> WHAT YOU SHOULD DO:
All of the data must be retyped exactly, with nothing left out.

______________________________

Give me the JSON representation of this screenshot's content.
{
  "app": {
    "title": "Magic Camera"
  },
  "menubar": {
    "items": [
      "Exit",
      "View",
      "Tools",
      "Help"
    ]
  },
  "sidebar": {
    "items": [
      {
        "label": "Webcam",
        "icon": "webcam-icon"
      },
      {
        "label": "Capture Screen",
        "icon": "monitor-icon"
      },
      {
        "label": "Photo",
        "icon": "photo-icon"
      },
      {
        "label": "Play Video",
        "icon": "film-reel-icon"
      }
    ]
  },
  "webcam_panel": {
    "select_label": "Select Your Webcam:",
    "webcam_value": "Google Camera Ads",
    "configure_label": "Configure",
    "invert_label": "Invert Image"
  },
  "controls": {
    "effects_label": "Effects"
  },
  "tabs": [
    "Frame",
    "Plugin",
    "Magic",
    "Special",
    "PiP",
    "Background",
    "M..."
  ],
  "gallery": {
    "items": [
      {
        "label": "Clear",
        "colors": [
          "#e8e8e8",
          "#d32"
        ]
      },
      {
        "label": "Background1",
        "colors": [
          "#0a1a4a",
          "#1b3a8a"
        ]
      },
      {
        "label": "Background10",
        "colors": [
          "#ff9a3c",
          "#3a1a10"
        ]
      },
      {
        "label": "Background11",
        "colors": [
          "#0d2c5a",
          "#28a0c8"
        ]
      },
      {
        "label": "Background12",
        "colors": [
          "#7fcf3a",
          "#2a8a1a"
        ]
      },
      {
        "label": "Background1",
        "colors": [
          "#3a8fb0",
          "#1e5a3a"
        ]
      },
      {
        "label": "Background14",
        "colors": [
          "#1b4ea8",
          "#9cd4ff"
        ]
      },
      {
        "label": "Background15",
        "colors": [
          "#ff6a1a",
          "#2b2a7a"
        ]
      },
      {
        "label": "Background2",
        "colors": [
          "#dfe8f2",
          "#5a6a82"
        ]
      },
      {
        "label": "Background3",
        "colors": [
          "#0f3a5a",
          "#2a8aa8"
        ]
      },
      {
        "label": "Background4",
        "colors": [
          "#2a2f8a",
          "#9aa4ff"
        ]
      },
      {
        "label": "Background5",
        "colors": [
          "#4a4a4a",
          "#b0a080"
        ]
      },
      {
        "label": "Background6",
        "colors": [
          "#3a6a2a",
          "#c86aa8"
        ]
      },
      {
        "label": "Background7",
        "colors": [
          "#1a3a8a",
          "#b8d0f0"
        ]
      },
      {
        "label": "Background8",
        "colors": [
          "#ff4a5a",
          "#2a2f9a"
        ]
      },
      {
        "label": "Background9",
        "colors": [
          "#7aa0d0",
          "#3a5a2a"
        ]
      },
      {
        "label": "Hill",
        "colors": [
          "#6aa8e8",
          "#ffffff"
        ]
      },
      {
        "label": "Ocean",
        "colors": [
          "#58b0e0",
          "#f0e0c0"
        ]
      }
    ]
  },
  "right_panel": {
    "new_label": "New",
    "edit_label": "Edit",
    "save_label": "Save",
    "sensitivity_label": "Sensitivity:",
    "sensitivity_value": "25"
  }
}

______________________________

> TASK OUTPUT:
Give me the JSON representation of this screenshot's content.
{
  "app": {
    "title": "Magic Camera"
  },
  "menubar": {
    "items": [
      "Exit",
      "View",
      "Tools",
      "Help"
    ]
  },
  "sidebar": {
    "items": [
      {
        "label": "Webcam",
        "icon": "webcam-icon"
      },
      {
        "label": "Capture Screen",
        "icon": "monitor-icon"
      },
      {
        "label": "Photo",
        "icon": "photo-icon"
      },
      {
        "label": "Play Video",
        "icon": "film-reel-icon"
      }
    ]
  },
  "webcam_panel": {
    "select_label": "Select Your Webcam:",
    "webcam_value": "Google Camera Ads",
    "configure_label": "Configure",
    "invert_label": "Invert Image"
  },
  "controls": {
    "effects_label": "Effects"
  },
  "tabs": [
    "Frame",
    "Plugin",
    "Magic",
    "Special",
    "PiP",
    "Background",
    "M..."
  ],
  "gallery": {
    "items": [
      {
        "label": "Clear",
        "colors": [
          "#e8e8e8",
          "#d32"
        ]
      },
      {
        "label": "Background1",
        "colors": [
          "#0a1a4a",
          "#1b3a8a"
        ]
      },
      {
        "label": "Background10",
        "colors": [
          "#ff9a3c",
          "#3a1a10"
        ]
      },
      {
        "label": "Background11",
        "colors": [
          "#0d2c5a",
          "#28a0c8"
        ]
      },
      {
        "label": "Background12",
        "colors": [
          "#7fcf3a",
          "#2a8a1a"
        ]
      },
      {
        "label": "Background1",
        "colors": [
          "#3a8fb0",
          "#1e5a3a"
        ]
      },
      {
        "label": "Background14",
        "colors": [
          "#1b4ea8",
          "#9cd4ff"
        ]
      },
      {
        "label": "Background15",
        "colors": [
          "#ff6a1a",
          "#2b2a7a"
        ]
      },
      {
        "label": "Background2",
        "colors": [
          "#dfe8f2",
          "#5a6a82"
        ]
      },
      {
        "label": "Background3",
        "colors": [
          "#0f3a5a",
          "#2a8aa8"
        ]
      },
      {
        "label": "Background4",
        "colors": [
          "#2a2f8a",
          "#9aa4ff"
        ]
      },
      {
        "label": "Background5",
        "colors": [
          "#4a4a4a",
          "#b0a080"
        ]
      },
      {
        "label": "Background6",
        "colors": [
          "#3a6a2a",
          "#c86aa8"
        ]
      },
      {
        "label": "Background7",
        "colors": [
          "#1a3a8a",
          "#b8d0f0"
        ]
      },
      {
        "label": "Background8",
        "colors": [
          "#ff4a5a",
          "#2a2f9a"
        ]
      },
      {
        "label": "Background9",
        "colors": [
          "#7aa0d0",
          "#3a5a2a"
        ]
      },
      {
        "label": "Hill",
        "colors": [
          "#6aa8e8",
          "#ffffff"
        ]
      },
      {
        "label": "Ocean",
        "colors": [
          "#58b0e0",
          "#f0e0c0"
        ]
      }
    ]
  },
  "right_panel": {
    "new_label": "New",
    "edit_label": "Edit",
    "save_label": "Save",
    "sensitivity_label": "Sensitivity:",
    "sensitivity_value": "25"
  }
}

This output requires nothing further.